Activity »
Pictures are not part of the copy; retype all the records below exactly.

--- Extracted entries Enclosed Below ---

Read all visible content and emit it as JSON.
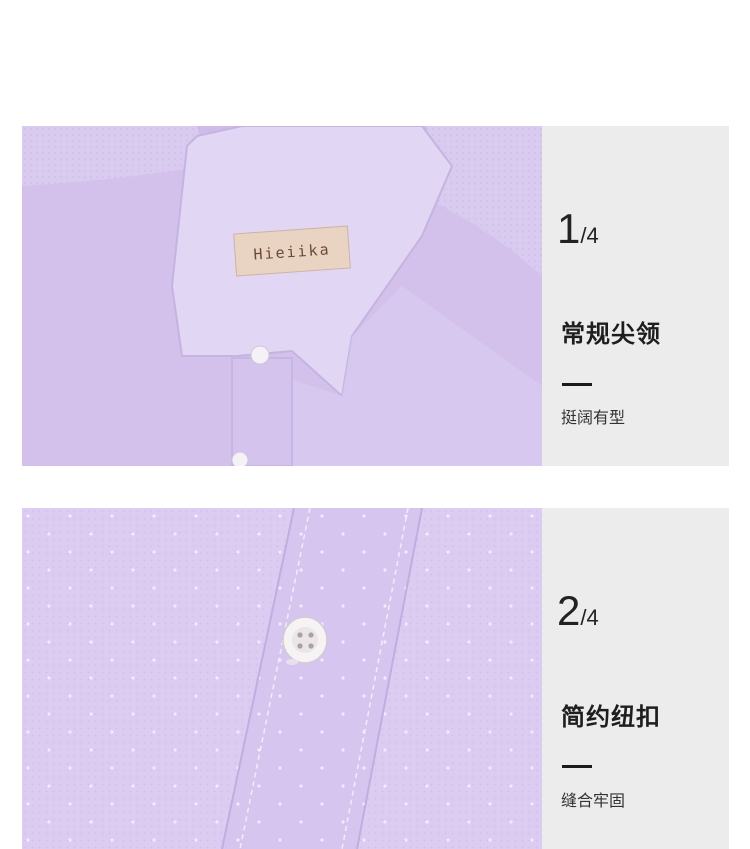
{
  "features": [
    {
      "index": "1",
      "total": "/4",
      "title": "常规尖领",
      "subtitle": "挺阔有型"
    },
    {
      "index": "2",
      "total": "/4",
      "title": "简约纽扣",
      "subtitle": "缝合牢固"
    }
  ],
  "label": {
    "brand": "Hieiika"
  },
  "colors": {
    "shirt": "#d8c8ef",
    "panel_bg": "#ececec",
    "accent_bar": "#1a1a1a"
  }
}
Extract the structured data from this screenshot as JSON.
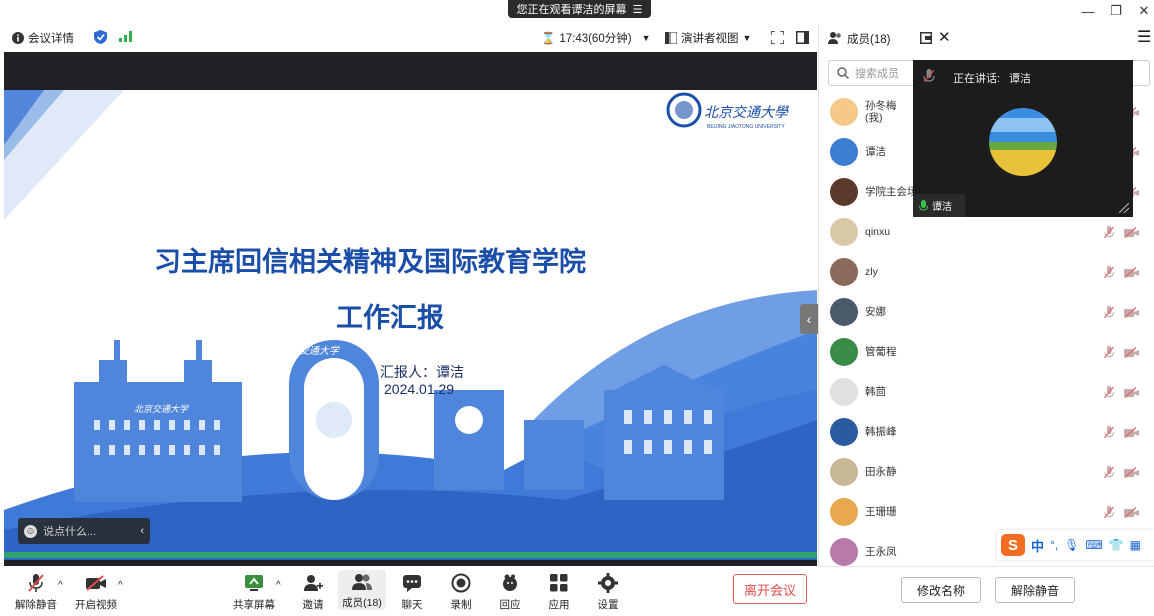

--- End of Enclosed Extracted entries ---

Answer box »
Read all visible content and emit it as JSON.
{
  "features": [
    {
      "index": "1",
      "total": "/4",
      "title": "常规尖领",
      "subtitle": "挺阔有型"
    },
    {
      "index": "2",
      "total": "/4",
      "title": "简约纽扣",
      "subtitle": "缝合牢固"
    }
  ],
  "label": {
    "brand": "Hieiika"
  },
  "colors": {
    "shirt": "#d8c8ef",
    "panel_bg": "#ececec",
    "accent_bar": "#1a1a1a"
  }
}
Extract the structured data from this screenshot as JSON.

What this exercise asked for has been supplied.